- Submitted by cityclub on Thu, 11/10/2011 - 11:27am
The election is over, but there are a lot of ways to stay engaged all year long.
Get your thumbs ready!
One week from today we will host Maya Enista, CEO of Mobilize.org at the Community Matters Campaign Finale on Thursday, November 17th.
We will be asking questions between now and the 17th to learn what you think we can do to better mobilize Seattle.
WE WANT TO HEAR FROM YOU – SPREAD THE WORD TO WIN! Get the most twitter and facebook responses to our daily questions by the end of the event on Thursday, November 17th - and win 2 free tickets to our Annual Year in Review at the Seattle Westin on December 2nd.
Today's question: What makes Seattle different?
- Submitted by cityclub on Thu, 11/03/2011 - 4:43pm
Are you focused?
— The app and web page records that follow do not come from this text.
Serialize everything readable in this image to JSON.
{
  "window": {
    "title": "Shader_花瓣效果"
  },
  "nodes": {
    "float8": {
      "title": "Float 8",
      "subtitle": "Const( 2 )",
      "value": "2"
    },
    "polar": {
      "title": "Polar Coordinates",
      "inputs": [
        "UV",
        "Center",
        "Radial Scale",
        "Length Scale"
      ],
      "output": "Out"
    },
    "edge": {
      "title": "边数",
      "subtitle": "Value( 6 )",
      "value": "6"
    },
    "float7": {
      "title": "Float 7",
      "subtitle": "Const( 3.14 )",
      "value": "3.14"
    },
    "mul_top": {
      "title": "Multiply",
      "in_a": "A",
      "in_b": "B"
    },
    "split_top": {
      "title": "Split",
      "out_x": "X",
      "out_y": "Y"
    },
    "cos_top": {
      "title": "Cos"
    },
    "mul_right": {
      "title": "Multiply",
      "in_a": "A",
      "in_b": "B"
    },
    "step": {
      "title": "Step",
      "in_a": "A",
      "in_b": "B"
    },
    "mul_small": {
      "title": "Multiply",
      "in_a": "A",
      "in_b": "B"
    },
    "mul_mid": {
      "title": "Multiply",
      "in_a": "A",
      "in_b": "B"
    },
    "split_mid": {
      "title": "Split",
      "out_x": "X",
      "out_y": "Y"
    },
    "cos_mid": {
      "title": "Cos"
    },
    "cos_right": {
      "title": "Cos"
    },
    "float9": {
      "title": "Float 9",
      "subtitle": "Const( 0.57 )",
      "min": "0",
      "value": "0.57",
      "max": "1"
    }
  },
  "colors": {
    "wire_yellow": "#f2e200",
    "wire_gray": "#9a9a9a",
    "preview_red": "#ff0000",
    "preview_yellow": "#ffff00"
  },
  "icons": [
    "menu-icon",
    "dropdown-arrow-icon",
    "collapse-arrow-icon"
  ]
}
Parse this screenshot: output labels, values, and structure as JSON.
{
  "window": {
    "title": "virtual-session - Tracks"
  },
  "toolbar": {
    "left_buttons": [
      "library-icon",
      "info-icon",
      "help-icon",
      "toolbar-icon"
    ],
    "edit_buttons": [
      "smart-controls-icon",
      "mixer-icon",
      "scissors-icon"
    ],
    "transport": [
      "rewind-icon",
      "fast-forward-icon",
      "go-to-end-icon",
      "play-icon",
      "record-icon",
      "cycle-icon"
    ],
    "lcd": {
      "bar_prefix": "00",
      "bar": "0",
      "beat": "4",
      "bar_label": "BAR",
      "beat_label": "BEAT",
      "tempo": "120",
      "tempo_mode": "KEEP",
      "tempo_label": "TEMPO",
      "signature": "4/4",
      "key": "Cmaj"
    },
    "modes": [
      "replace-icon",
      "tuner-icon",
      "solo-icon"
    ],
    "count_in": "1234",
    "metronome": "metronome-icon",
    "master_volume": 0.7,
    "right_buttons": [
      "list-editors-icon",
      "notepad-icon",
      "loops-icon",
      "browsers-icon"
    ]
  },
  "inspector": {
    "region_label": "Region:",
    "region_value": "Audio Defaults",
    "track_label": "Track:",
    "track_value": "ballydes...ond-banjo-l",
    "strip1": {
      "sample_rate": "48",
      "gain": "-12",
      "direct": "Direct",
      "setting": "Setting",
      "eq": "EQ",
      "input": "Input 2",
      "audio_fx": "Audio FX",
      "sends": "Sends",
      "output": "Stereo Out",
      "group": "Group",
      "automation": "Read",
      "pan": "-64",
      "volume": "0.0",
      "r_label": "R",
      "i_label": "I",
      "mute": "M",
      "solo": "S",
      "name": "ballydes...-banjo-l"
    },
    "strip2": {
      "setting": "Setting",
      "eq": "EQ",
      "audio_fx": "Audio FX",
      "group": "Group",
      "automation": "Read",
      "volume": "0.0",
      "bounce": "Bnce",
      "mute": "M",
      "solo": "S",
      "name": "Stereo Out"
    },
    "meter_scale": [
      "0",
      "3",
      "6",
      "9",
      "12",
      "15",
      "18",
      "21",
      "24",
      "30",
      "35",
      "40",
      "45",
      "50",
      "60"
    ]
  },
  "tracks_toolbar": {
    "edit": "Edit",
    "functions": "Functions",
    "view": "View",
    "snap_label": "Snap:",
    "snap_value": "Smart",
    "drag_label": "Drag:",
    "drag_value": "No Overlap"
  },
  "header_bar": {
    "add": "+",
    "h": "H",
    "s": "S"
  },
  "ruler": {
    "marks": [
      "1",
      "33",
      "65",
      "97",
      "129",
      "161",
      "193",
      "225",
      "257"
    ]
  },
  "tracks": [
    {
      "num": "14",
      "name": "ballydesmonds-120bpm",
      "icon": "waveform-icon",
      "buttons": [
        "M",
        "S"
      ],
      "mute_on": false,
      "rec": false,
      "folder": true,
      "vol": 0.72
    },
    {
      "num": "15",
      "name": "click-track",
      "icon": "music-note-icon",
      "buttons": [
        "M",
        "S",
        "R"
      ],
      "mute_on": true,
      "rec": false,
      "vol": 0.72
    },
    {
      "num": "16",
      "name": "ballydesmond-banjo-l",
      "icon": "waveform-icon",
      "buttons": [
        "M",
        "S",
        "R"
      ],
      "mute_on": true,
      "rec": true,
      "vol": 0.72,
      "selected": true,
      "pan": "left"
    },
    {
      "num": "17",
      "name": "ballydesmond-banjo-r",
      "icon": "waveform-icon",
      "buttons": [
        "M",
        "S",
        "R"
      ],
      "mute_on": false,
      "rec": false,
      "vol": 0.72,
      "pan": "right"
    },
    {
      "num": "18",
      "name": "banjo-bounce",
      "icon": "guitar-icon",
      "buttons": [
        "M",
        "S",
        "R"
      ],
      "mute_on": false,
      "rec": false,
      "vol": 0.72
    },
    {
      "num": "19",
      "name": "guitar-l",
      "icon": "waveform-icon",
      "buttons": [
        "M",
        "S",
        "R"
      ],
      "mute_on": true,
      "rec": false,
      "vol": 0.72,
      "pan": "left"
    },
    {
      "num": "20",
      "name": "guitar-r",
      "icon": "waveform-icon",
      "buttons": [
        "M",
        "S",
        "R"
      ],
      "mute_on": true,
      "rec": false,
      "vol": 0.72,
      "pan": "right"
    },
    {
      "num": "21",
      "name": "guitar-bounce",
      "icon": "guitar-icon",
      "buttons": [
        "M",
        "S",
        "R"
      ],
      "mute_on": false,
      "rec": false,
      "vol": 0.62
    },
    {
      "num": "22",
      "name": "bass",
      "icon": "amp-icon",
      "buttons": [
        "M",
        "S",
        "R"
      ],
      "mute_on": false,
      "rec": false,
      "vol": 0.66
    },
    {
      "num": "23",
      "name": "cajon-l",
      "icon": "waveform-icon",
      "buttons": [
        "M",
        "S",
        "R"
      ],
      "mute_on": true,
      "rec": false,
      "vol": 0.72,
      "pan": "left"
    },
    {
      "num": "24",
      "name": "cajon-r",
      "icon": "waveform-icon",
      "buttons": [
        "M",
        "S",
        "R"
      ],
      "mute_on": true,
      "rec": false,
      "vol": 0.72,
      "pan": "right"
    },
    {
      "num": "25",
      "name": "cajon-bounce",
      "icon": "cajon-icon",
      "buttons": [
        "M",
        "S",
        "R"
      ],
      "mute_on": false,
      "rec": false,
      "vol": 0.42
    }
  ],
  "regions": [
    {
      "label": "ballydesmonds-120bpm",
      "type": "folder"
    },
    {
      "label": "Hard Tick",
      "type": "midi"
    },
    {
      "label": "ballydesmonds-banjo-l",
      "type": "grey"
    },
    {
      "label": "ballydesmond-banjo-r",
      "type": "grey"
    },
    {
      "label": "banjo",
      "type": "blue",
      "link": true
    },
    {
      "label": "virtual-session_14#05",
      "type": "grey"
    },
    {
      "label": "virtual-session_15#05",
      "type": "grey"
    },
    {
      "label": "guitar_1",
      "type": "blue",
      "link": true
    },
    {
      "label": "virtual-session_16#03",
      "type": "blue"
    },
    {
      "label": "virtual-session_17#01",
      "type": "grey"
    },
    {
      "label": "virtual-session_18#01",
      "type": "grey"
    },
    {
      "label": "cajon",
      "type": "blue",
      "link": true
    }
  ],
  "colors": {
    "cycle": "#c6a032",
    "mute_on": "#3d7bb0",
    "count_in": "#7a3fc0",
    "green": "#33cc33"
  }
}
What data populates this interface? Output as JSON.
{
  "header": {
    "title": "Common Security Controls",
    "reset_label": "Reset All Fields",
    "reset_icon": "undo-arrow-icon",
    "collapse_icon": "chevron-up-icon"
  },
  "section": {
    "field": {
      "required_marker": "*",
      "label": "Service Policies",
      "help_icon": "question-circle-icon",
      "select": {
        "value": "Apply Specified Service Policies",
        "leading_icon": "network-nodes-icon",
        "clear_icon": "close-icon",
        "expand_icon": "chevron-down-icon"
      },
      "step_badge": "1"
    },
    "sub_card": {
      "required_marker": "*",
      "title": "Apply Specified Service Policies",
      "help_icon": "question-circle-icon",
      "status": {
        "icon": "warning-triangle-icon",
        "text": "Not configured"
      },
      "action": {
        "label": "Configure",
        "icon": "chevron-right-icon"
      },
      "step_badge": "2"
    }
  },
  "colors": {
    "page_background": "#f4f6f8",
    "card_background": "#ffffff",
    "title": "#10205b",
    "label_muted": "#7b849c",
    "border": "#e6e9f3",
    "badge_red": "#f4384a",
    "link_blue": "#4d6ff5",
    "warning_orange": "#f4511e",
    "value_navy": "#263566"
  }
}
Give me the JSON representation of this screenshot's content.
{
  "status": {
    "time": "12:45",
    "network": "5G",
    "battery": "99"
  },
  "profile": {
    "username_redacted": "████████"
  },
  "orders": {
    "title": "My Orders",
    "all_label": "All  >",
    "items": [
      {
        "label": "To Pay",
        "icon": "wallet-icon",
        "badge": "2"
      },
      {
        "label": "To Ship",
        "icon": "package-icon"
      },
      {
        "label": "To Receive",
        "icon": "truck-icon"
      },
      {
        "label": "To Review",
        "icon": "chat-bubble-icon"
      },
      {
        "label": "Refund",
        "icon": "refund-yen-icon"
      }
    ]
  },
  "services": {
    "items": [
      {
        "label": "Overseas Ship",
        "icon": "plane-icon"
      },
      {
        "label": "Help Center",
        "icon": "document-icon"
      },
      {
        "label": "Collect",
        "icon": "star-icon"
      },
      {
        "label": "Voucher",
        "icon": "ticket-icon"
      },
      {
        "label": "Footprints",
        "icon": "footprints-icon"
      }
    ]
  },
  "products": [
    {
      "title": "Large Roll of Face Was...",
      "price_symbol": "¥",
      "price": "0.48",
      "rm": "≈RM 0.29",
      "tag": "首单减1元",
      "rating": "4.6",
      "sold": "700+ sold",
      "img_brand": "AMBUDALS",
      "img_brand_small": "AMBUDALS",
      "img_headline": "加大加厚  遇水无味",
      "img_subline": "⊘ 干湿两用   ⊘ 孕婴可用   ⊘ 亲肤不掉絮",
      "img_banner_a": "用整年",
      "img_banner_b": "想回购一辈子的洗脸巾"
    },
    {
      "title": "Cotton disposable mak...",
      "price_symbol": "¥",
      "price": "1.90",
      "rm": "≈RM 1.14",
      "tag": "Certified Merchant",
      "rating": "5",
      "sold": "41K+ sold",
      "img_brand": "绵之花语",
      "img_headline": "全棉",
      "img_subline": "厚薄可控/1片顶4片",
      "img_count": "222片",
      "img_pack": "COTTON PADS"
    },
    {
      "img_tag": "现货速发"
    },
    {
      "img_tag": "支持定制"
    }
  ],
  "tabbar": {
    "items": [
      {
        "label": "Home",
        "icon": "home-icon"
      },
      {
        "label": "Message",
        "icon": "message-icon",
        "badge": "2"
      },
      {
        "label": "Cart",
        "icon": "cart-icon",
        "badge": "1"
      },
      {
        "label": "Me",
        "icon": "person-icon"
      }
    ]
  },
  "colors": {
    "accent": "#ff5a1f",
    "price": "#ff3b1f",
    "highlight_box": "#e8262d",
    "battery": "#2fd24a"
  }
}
Are you planning to read this entire blog post? How many other browsers do you have open? How stressed out do you feel?
Just to think about the the subject of destraction and the stress that comes with the constant barrage of technology fed information makes me feel stressed out.
How do we deal with stress? What is the impact of stress on a person's health and on their over-all well-being?
As we all know, in the face-paced world of technology today we are hard-pressed to opt-out of the tech spaces where we, "Twitter, Flickr, Facebook, Google, skim, scan, text-message, and instant-message, half-engaged in "hmmm...what?" conversations as we madly multitask" (more on UW blog post).
Writer, researcher, and one of the panelists on the subject at our upcoming event, Got Stress?, David Levy, examines an interesting concept - contemplative multitasking.
What is this concept? How can it help to alleviate stress? Can it make you healthier?
Join us for an engaging conversation on Thursday, November 30th called Got Stress? - just in time for the holidays - where we will examine stress through the lense of health. What is stress all about? How does it effect you? What is the toll of stress on society as a whole? What are some tools we can use to manage it individually and as a community?